Description of the task:
Would you find each line in the entries below with the string "desktop" and copy it?
+++ Given information
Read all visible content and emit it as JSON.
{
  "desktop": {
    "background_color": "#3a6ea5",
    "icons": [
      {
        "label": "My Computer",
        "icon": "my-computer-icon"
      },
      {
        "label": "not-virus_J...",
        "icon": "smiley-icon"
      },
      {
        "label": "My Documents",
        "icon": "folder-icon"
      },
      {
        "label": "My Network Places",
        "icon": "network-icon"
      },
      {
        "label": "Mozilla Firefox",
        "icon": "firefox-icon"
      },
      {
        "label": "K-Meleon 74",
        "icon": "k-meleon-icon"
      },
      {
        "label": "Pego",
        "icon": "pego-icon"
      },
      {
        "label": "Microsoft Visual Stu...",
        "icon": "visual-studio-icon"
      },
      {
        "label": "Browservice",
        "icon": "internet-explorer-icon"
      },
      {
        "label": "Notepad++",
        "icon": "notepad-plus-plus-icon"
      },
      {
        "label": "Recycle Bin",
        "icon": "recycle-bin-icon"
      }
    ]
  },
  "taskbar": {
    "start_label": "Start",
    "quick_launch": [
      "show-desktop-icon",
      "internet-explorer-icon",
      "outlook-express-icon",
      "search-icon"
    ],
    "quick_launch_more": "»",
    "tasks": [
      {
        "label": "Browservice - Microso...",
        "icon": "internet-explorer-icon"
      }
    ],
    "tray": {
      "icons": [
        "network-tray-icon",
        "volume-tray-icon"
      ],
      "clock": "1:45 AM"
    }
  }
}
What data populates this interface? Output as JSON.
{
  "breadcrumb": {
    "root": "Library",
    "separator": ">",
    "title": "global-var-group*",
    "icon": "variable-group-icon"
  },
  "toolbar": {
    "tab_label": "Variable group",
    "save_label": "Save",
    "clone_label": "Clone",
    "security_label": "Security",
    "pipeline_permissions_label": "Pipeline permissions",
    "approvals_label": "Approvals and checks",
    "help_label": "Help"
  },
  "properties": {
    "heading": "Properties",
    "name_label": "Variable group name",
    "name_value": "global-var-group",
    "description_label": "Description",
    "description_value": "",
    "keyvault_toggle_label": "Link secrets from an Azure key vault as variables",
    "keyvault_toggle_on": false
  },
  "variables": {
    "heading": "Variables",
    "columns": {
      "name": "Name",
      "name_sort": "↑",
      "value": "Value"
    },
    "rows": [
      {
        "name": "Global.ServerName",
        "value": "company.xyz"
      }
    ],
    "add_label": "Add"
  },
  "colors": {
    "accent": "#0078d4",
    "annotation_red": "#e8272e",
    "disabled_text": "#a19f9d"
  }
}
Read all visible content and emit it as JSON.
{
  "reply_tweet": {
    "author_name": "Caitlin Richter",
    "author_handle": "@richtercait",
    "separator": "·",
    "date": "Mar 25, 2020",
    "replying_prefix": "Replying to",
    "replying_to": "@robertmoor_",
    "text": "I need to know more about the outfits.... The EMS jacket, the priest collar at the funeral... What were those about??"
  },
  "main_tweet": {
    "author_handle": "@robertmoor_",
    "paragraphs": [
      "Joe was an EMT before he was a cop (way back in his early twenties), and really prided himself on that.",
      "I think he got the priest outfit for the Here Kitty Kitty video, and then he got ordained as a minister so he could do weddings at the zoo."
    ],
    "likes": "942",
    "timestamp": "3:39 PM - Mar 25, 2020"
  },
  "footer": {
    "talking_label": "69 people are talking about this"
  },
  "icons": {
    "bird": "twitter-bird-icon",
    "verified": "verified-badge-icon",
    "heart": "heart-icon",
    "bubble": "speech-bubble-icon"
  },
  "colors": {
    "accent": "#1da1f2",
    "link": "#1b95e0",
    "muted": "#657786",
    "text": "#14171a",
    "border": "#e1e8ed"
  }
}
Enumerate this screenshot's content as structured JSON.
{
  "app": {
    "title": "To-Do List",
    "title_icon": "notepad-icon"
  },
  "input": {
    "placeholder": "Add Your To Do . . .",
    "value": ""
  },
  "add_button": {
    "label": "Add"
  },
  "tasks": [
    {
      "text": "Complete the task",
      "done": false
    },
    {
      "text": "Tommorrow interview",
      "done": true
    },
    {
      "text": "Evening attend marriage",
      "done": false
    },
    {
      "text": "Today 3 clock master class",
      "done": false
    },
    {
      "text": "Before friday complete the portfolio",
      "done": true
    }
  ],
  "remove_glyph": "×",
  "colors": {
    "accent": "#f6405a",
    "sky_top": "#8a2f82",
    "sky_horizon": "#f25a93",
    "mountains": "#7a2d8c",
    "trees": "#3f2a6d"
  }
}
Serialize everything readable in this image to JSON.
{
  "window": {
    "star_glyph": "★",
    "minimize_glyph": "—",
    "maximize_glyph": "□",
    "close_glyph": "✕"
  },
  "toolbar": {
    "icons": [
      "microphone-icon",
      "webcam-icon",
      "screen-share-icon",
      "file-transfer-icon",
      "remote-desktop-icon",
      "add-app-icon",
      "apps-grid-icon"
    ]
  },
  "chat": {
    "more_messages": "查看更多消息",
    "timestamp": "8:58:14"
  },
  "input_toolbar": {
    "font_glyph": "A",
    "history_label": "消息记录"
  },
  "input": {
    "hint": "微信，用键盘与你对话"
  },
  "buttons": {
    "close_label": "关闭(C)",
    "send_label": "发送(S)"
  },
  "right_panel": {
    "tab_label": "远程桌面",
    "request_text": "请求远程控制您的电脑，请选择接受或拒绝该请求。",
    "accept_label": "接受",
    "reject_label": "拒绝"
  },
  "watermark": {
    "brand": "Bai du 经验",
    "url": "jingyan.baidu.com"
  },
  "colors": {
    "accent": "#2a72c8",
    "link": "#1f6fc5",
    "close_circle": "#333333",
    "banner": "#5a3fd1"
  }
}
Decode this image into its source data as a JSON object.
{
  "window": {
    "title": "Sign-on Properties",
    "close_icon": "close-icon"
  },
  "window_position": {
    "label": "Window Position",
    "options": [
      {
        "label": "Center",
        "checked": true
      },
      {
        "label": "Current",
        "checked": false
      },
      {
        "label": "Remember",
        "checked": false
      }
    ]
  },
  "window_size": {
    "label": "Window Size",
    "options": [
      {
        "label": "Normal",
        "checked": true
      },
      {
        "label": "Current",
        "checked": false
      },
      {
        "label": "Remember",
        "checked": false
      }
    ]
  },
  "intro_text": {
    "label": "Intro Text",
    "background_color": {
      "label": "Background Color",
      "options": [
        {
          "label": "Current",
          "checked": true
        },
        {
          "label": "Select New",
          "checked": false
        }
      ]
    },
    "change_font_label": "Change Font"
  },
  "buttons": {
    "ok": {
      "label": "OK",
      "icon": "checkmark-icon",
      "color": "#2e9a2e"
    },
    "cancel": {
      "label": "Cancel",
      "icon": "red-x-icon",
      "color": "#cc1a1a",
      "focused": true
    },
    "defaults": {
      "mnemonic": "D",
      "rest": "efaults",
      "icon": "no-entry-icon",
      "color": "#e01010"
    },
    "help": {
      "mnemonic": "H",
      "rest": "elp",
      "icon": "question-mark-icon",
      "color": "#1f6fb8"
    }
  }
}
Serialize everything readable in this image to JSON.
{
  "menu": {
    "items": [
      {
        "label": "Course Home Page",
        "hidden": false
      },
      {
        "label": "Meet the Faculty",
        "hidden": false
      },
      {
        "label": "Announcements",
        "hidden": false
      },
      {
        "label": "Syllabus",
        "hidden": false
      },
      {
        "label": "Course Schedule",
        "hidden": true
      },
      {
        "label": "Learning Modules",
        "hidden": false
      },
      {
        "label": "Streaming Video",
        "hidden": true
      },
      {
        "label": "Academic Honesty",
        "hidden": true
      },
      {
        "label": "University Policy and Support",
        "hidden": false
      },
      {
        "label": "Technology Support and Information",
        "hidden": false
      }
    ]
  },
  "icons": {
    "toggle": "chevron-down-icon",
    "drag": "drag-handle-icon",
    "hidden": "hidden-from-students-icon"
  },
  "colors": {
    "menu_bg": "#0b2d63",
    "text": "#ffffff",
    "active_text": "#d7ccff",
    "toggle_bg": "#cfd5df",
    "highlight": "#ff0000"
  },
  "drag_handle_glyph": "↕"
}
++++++
Expected answer:
  "desktop": {
      "show-desktop-icon",
      "remote-desktop-icon",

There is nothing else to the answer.